• [WHAT THE TASK REQUIRES] Without the pictures, retype each line below exactly as it stands.

Items from an interface collection
--------------------
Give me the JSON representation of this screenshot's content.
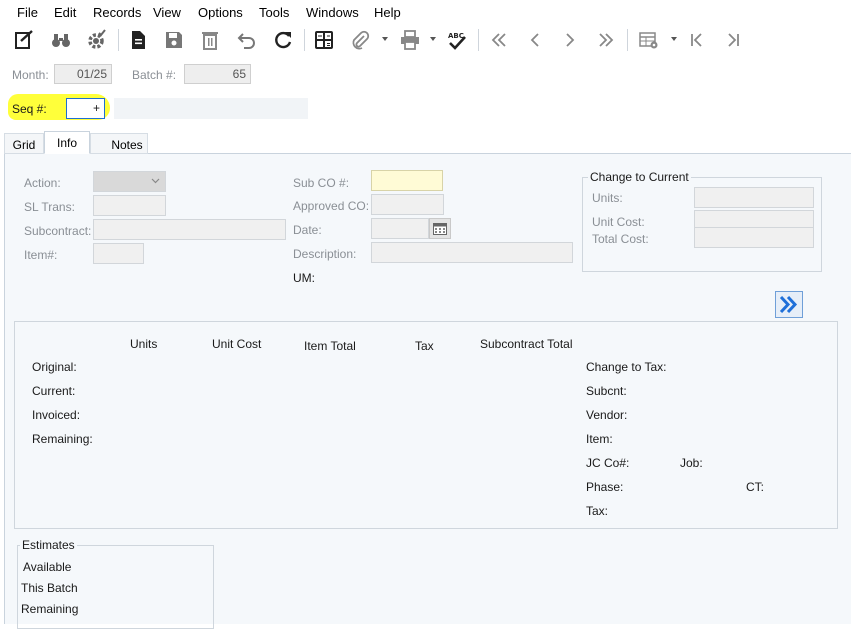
{
  "menu": {
    "items": [
      "File",
      "Edit",
      "Records",
      "View",
      "Options",
      "Tools",
      "Windows",
      "Help"
    ]
  },
  "toolbar": {
    "icons": [
      "edit-notes-icon",
      "binoculars-icon",
      "gear-check-icon",
      "document-icon",
      "save-icon",
      "delete-icon",
      "undo-icon",
      "refresh-icon",
      "calculator-icon",
      "attachment-icon",
      "print-icon",
      "spellcheck-icon",
      "first-record-icon",
      "previous-record-icon",
      "next-record-icon",
      "last-record-icon",
      "grid-settings-icon",
      "first-page-icon",
      "last-page-icon"
    ]
  },
  "header": {
    "month_label": "Month:",
    "month_value": "01/25",
    "batch_label": "Batch #:",
    "batch_value": "65",
    "seq_label": "Seq #:",
    "seq_value": "+",
    "highlight_color": "#ffff3a"
  },
  "tabs": [
    {
      "label": "Grid"
    },
    {
      "label": "Info"
    },
    {
      "label": "Notes"
    }
  ],
  "info": {
    "action_label": "Action:",
    "sl_trans_label": "SL Trans:",
    "subcontract_label": "Subcontract:",
    "item_label": "Item#:",
    "sub_co_label": "Sub CO #:",
    "approved_co_label": "Approved CO:",
    "date_label": "Date:",
    "description_label": "Description:",
    "um_label": "UM:",
    "change_to_current": {
      "title": "Change to Current",
      "units_label": "Units:",
      "unit_cost_label": "Unit Cost:",
      "total_cost_label": "Total Cost:"
    }
  },
  "totals": {
    "columns": [
      "Units",
      "Unit Cost",
      "Item Total",
      "Tax",
      "Subcontract Total"
    ],
    "rows": [
      "Original:",
      "Current:",
      "Invoiced:",
      "Remaining:"
    ],
    "right_labels": {
      "change_to_tax": "Change to Tax:",
      "subcnt": "Subcnt:",
      "vendor": "Vendor:",
      "item": "Item:",
      "jc_co": "JC Co#:",
      "job": "Job:",
      "phase": "Phase:",
      "ct": "CT:",
      "tax": "Tax:"
    }
  },
  "estimates": {
    "title": "Estimates",
    "rows": [
      "Available",
      "This Batch",
      "Remaining"
    ]
  },
  "colors": {
    "panel_bg": "#f5f8fb",
    "sub_co_field": "#fffbd6",
    "forward_button": "#1e6fd9"
  }
}
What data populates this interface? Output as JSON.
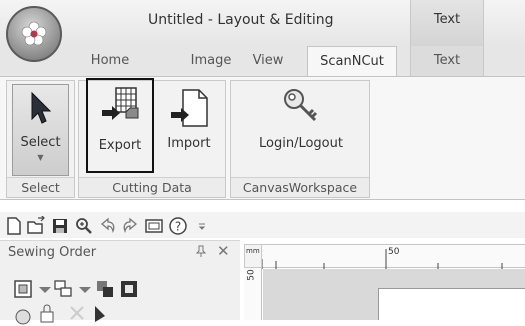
{
  "window": {
    "title": "Untitled - Layout & Editing",
    "context_tab_header": "Text"
  },
  "tabs": [
    {
      "label": "Home"
    },
    {
      "label": "Image"
    },
    {
      "label": "View"
    },
    {
      "label": "ScanNCut",
      "active": true
    },
    {
      "label": "Text"
    }
  ],
  "ribbon": {
    "groups": [
      {
        "label": "Select",
        "buttons": [
          {
            "label": "Select",
            "icon": "arrow-cursor-icon"
          }
        ]
      },
      {
        "label": "Cutting Data",
        "buttons": [
          {
            "label": "Export",
            "icon": "export-grid-icon",
            "highlighted": true
          },
          {
            "label": "Import",
            "icon": "import-page-icon"
          }
        ]
      },
      {
        "label": "CanvasWorkspace",
        "buttons": [
          {
            "label": "Login/Logout",
            "icon": "key-icon"
          }
        ]
      }
    ]
  },
  "quick_access": [
    "new-file-icon",
    "open-folder-icon",
    "save-icon",
    "zoom-icon",
    "undo-icon",
    "redo-icon",
    "preview-icon",
    "help-icon",
    "customize-dropdown-icon"
  ],
  "panel": {
    "title": "Sewing Order",
    "pin": "ᵖ",
    "close": "✕"
  },
  "ruler": {
    "unit": "mm",
    "h_label": "50",
    "v_label": "50"
  },
  "colors": {
    "accent_tab_bg": "#f7f7f7",
    "ribbon_bg": "#f7f7f7",
    "highlight_border": "#111111"
  }
}
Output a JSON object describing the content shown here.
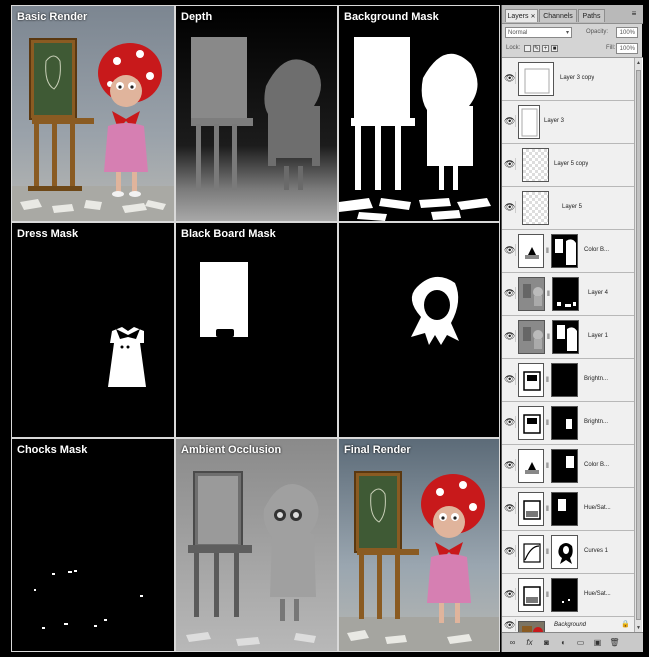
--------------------
• [REPLY]
Give me the JSON representation of this screenshot's content.
{
  "menu": {
    "items": [
      "File",
      "Edit",
      "Records",
      "View",
      "Options",
      "Tools",
      "Windows",
      "Help"
    ]
  },
  "toolbar": {
    "icons": [
      "edit-notes-icon",
      "binoculars-icon",
      "gear-check-icon",
      "document-icon",
      "save-icon",
      "delete-icon",
      "undo-icon",
      "refresh-icon",
      "calculator-icon",
      "attachment-icon",
      "print-icon",
      "spellcheck-icon",
      "first-record-icon",
      "previous-record-icon",
      "next-record-icon",
      "last-record-icon",
      "grid-settings-icon",
      "first-page-icon",
      "last-page-icon"
    ]
  },
  "header": {
    "month_label": "Month:",
    "month_value": "01/25",
    "batch_label": "Batch #:",
    "batch_value": "65",
    "seq_label": "Seq #:",
    "seq_value": "+",
    "highlight_color": "#ffff3a"
  },
  "tabs": [
    {
      "label": "Grid"
    },
    {
      "label": "Info"
    },
    {
      "label": "Notes"
    }
  ],
  "info": {
    "action_label": "Action:",
    "sl_trans_label": "SL Trans:",
    "subcontract_label": "Subcontract:",
    "item_label": "Item#:",
    "sub_co_label": "Sub CO #:",
    "approved_co_label": "Approved CO:",
    "date_label": "Date:",
    "description_label": "Description:",
    "um_label": "UM:",
    "change_to_current": {
      "title": "Change to Current",
      "units_label": "Units:",
      "unit_cost_label": "Unit Cost:",
      "total_cost_label": "Total Cost:"
    }
  },
  "totals": {
    "columns": [
      "Units",
      "Unit Cost",
      "Item Total",
      "Tax",
      "Subcontract Total"
    ],
    "rows": [
      "Original:",
      "Current:",
      "Invoiced:",
      "Remaining:"
    ],
    "right_labels": {
      "change_to_tax": "Change to Tax:",
      "subcnt": "Subcnt:",
      "vendor": "Vendor:",
      "item": "Item:",
      "jc_co": "JC Co#:",
      "job": "Job:",
      "phase": "Phase:",
      "ct": "CT:",
      "tax": "Tax:"
    }
  },
  "estimates": {
    "title": "Estimates",
    "rows": [
      "Available",
      "This Batch",
      "Remaining"
    ]
  },
  "colors": {
    "panel_bg": "#f5f8fb",
    "sub_co_field": "#fffbd6",
    "forward_button": "#1e6fd9"
  }
}
What data populates this interface? Output as JSON.
{
  "window": {
    "title": "Untitled - Layout & Editing",
    "context_tab_header": "Text"
  },
  "tabs": [
    {
      "label": "Home"
    },
    {
      "label": "Image"
    },
    {
      "label": "View"
    },
    {
      "label": "ScanNCut",
      "active": true
    },
    {
      "label": "Text"
    }
  ],
  "ribbon": {
    "groups": [
      {
        "label": "Select",
        "buttons": [
          {
            "label": "Select",
            "icon": "arrow-cursor-icon"
          }
        ]
      },
      {
        "label": "Cutting Data",
        "buttons": [
          {
            "label": "Export",
            "icon": "export-grid-icon",
            "highlighted": true
          },
          {
            "label": "Import",
            "icon": "import-page-icon"
          }
        ]
      },
      {
        "label": "CanvasWorkspace",
        "buttons": [
          {
            "label": "Login/Logout",
            "icon": "key-icon"
          }
        ]
      }
    ]
  },
  "quick_access": [
    "new-file-icon",
    "open-folder-icon",
    "save-icon",
    "zoom-icon",
    "undo-icon",
    "redo-icon",
    "preview-icon",
    "help-icon",
    "customize-dropdown-icon"
  ],
  "panel": {
    "title": "Sewing Order",
    "pin": "ᵖ",
    "close": "✕"
  },
  "ruler": {
    "unit": "mm",
    "h_label": "50",
    "v_label": "50"
  },
  "colors": {
    "accent_tab_bg": "#f7f7f7",
    "ribbon_bg": "#f7f7f7",
    "highlight_border": "#111111"
  }
}
Output a JSON object describing the content shown here.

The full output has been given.